Research Description Tips: PUF reviewers are looking for three things in a proposal (in order of importance): 1) a clearly defined and properly scaled research objective; 2) a viable, detailed plan of action; 3) evidence of faculty support from an advisor in English; and 4) a strong transcript suggesting the applicant has the ability and work ethic to carry out the project. Be sure to give adequate background information for your readers, who will be professors from a variety of disciplinary backgrounds. Be doubly sure to specify your research questions and your intended method of finding the answers. (Students in the scientists do this as a matter of experimental design, and social science applicants are asked to submit a draft of any survey questions they propose to circulate; though few humanities students can match this preliminary precision, aiming for a high level of specificity is wise.) For example, saying that you want to go look at the Robert Lowell papers at the Ransom Center at Texas-Austin is inadequate.
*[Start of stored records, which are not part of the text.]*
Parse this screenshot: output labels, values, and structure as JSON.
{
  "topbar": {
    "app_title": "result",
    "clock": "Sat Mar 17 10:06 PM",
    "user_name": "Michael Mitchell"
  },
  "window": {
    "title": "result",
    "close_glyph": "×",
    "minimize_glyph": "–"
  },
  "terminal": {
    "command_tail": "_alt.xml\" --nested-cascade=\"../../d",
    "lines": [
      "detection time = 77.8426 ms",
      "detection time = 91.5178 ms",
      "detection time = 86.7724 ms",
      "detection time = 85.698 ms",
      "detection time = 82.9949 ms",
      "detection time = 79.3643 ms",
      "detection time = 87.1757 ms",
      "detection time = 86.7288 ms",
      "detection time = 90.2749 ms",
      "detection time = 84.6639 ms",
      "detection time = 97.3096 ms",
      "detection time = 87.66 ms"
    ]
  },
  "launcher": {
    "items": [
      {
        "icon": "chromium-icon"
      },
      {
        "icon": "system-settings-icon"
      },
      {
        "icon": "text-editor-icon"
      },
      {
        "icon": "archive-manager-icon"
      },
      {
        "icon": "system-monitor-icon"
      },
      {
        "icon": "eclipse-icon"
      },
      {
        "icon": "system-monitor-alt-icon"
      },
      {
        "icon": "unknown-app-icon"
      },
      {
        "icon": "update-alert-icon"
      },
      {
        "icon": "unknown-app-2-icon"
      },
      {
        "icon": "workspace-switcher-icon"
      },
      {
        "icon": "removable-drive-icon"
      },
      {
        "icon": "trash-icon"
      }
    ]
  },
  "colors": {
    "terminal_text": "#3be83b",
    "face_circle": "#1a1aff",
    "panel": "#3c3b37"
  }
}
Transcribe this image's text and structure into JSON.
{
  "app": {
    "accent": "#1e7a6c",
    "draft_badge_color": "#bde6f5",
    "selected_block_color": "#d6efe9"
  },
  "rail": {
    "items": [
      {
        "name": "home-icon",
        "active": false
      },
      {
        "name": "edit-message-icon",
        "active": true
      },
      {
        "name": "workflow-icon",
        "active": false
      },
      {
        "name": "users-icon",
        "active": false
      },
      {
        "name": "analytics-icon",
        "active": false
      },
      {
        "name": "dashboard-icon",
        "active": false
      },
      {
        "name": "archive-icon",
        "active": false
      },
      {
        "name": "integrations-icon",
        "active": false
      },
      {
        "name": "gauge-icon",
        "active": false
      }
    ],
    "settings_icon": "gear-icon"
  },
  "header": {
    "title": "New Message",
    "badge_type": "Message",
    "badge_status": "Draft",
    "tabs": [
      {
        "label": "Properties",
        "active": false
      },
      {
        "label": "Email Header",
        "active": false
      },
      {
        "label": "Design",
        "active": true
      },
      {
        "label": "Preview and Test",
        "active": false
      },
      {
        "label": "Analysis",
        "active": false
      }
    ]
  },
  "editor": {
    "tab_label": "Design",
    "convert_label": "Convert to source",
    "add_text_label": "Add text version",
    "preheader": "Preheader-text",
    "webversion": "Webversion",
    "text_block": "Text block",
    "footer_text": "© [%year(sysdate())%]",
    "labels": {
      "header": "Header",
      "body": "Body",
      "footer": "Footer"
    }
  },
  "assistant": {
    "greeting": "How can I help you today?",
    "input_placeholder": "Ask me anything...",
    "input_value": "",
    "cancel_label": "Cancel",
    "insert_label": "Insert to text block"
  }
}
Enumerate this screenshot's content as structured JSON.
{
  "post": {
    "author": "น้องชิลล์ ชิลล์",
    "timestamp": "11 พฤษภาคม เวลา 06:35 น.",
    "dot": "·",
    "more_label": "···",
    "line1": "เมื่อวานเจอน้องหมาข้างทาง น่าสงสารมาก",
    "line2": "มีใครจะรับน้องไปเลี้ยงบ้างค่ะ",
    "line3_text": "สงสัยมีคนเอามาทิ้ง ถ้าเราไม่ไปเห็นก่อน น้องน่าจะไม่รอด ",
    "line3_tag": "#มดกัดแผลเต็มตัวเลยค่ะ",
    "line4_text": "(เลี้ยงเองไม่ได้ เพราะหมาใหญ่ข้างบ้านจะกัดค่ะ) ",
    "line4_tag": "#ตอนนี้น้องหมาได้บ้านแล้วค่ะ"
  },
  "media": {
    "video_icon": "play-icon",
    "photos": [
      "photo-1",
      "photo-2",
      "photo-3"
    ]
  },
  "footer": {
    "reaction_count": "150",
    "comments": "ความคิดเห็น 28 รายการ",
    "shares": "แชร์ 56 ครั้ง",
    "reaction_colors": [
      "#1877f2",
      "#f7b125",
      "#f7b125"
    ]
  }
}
Instead, go into detail about what specific papers (the archive of the last 7 years of Lowell’s life) you intend to see, why (because they include many letters to Elizabeth Bishop, maybe), whether they’re available in other forms (not entirely), and what if anything has already been written about the materials in the scholarship.
Budgeting Tips: After selecting the best proposals on the merits, PUF reviewers go back over the winners to determine the precise amount of the award. Awards typically range from $200-1500, with the average award being around $1000. The reviewers are looking for things to cut in order to make the money go farther without compromising the research project. To get the most funding possible, supply very accurate estimates for various items. Rather than putting “$700—Airfare,” you should give the exact amount of the lowest and average airfares for your proposed dates and destinations, e.g. “$527-low” and “645-avg.” Do the same for hotel/hostel costs. Because the reviewers will be looking to give you the minimum in each category, you should provide accurate numbers in as many categories as possible. By including specifics like “3-day public transit pass: $27” and “airport shuttle: $46” you can make certain that your real costs are accounted for and covered.
Sample: here is an example of a very strong application from an English student that was selected and awarded $1,235 (her proposed minimum budget). The only objection that was raised to this application during review came out of concern that the student did not address the question of whether the manuscripts were available in facsimile elsewhere.
Good luck! If you have questions, please contact Professors Dolan and/or Ziser, both of whom have served on the PUF selection committee in the recent past.